America is as cliché a melting pot now as it was when it was formed. While our great nation suggests a celebration of diversity and difference, its dark history of oppression, slavery and religious persecution sets a precedent counterintuitive to the tenets it was founded on: acceptance, religious freedom and innovation.
Hoping to inspire and uphold these tenets, we operate within an open democracy — where all citizens (above a certain age) should be able to vote to maintain and preserve the nation they live in. Unfortunately, for a large portion of the population, that right to vote is no longer freely given.
The fact is that the American democratic system is still working to disenfranchise minorities and preserve the old, white boys club that got us into messes like the Civil War. Disenfranchisement, which refers to the retraction of voting rights for a variety of reasons, is simply un-American.
The now-antiquated but American ideology of “no taxation without representation” can and should be extended to include phrases such as “no government-sanctioned murder without representation,” “no imprisonment without representation” and “no systematic oppression without representation.”
While cliché itself, “no taxation without representation” asks an important question: When and why should voting rights be removed?
With 2.2 million people incarcerated, the U.S. has the world’s largest prison population — unless you count Australia’s entire population — and over half (58 percent) of that population is made up of minorities, although they comprise around 25 percent of the total population. The systems set up to perpetuate systematic racism and oppression are further exemplified.
Sometimes referred to as the “school-to-prison pipeline,” public services are often deleterious to the lives of minorities, specifically Hispanic and black Americans. With drastic education cuts in our state budget and across the nation, the problem isn’t being solved on the front end. Subsequently, felon disenfranchisement is even more important.
The stigmatization of prison time can be crushing to the lives of former criminals in the eyes of the unincarcerated public, and that stigmatization comes with restrictions to voting. In every state except Maine and Vermont (where everyone, including inmates, is allowed to vote) felons are disenfranchised.
This disenfranchisement, which affects 5.85 million people due to a felony conviction, contributes to continued socioeconomic disparity, which, in turn, causes increased crime rates. Social restrictions such as disenfranchisement and hiring difficulties for ex-felons force them into stagnancy within the community they started in, perpetuating a cycle of crime, incarceration, disenfranchisement and reduced opportunity. And it is showing no signs of stopping.
The fact, then, that one in 13 black Americans is prohibited from casting a vote in the U.S. is shocking. Since the people who can vote are making no effort to reduce institutionalized oppression and prevent the rampant incarceration of our population — in some cases, voters are striving to increase criminalization of drug activity and sex work, which would increase incarceration — it is not surprising that states aren’t pushing for voters’ rights for felons.

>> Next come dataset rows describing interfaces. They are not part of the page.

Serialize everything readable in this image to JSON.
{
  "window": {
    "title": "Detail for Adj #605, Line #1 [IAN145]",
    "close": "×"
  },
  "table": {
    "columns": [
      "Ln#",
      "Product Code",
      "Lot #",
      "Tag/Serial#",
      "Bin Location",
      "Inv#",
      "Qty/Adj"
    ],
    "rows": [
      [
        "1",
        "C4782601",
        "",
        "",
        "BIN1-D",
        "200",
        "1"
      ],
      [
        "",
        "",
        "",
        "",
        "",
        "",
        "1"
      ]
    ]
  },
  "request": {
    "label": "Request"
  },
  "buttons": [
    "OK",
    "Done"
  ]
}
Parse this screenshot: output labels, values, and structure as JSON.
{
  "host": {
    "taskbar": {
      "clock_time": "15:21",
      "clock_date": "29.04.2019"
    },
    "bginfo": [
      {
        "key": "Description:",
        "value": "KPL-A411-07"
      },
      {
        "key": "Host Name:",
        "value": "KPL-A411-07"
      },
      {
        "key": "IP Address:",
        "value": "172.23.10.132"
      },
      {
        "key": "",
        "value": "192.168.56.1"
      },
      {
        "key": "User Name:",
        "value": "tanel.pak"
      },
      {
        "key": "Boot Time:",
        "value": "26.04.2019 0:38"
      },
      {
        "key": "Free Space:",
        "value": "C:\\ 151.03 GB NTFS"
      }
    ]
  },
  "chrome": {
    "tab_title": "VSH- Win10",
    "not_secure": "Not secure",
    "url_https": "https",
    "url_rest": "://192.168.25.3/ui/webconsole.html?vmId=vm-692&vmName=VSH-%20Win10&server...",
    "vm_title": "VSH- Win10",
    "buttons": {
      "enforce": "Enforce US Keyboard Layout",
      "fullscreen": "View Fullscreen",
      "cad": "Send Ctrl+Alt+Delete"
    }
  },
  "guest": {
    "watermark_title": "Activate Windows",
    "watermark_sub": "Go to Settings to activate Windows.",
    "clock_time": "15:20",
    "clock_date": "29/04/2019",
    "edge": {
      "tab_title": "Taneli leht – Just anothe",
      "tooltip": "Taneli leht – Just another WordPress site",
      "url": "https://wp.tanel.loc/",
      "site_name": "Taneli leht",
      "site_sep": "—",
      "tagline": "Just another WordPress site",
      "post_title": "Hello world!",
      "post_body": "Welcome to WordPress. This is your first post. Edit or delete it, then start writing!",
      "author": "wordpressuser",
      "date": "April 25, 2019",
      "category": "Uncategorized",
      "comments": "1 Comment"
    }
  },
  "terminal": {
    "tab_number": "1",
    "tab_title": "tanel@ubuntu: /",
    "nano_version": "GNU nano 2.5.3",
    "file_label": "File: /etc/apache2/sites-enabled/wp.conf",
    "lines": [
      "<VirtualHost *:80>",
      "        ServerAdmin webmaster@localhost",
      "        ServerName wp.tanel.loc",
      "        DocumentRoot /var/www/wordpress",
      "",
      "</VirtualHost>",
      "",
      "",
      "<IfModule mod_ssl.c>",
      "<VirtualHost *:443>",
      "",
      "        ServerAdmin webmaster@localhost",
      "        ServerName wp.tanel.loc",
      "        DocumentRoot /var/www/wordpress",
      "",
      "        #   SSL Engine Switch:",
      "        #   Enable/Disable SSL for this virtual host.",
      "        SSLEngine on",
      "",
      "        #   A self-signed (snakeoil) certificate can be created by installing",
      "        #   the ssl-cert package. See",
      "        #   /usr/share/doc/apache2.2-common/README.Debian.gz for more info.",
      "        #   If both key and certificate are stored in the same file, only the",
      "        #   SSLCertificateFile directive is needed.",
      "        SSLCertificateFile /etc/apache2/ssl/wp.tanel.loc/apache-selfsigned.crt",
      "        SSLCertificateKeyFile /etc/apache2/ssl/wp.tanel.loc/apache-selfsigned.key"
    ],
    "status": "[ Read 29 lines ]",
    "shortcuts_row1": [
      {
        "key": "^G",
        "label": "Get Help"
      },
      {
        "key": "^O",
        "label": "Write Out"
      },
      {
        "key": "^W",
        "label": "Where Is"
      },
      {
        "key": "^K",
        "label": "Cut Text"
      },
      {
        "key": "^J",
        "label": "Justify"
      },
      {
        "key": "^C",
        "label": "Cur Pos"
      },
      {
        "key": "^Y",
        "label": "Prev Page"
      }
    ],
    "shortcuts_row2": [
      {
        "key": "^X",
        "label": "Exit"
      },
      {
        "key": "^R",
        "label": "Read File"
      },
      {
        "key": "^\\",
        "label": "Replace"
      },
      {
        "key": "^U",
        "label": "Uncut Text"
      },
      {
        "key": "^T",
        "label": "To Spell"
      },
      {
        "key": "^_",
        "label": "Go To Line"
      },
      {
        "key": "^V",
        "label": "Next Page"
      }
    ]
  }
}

Laws promoting disenfranchisement don’t even hold up to their self-reported goals of preventing voter fraud and maintaining an accurate representation of the American voice. According to The Sentencing Project and Human Rights Watch, groups focused on restoring voters’ rights to felons and other disenfranchised groups, these laws have “no discernible legitimate purpose.”
Disenfranchisement has also largely been shown not to be an effective crime deterrent, as recidivism, or returning to crime after “correction,” has a negative correlation with voting.
Marc Mauer, executive director of The Sentencing Project, has said it best: “You’ve done your time in prison; now you’re living in the community. You’re expected to abide by the rules of society, pay your taxes, get a job. … It’s counterproductive to the community at large for us to essentially be treating people as second-class citizens.”
While Arizona is a state where some people with felony convictions are allowed to vote, we are in the top 10 states with disenfranchised populations, with over 4 percent of our population ineligible to vote.
If we want to make even the tiniest changes in protecting our citizens from a system designed to keep them down, we need to offer past victims of this system the chance to voice their opinion on how future generations could be kept out of danger.
Nick Havey is a junior studying physiology and Spanish. Follow him on Twitter.